Dataset items:
====

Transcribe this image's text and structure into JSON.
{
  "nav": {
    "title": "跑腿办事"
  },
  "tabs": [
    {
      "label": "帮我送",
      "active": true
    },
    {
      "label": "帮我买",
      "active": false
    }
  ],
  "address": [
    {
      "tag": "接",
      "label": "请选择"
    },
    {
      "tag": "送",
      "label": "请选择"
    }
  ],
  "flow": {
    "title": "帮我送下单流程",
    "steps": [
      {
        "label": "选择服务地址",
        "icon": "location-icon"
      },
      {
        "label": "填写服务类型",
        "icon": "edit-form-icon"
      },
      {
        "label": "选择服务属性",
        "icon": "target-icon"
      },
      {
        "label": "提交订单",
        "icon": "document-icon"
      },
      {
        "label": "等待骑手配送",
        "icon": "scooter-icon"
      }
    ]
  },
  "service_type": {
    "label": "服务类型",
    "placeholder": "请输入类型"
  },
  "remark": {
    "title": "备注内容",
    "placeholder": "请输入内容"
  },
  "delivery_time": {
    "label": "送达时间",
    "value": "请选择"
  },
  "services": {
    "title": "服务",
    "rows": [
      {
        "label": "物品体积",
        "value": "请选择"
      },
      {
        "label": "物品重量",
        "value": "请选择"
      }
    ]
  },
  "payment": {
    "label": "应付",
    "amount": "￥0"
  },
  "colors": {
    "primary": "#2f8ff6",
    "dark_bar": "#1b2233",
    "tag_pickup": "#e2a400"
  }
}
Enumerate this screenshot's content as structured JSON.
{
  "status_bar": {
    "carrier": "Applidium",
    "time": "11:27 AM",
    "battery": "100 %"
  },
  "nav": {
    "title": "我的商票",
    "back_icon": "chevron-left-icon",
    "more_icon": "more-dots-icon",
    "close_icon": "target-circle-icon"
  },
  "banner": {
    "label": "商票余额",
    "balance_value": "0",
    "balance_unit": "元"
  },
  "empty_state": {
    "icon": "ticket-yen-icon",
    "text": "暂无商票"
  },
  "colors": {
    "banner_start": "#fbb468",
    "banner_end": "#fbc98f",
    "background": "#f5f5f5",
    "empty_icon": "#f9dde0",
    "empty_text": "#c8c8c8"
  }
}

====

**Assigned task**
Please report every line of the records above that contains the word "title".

**Written answer**
    "title": "跑腿办事"
    "title": "帮我送下单流程",
    "title": "备注内容",
    "title": "服务",
    "title": "我的商票",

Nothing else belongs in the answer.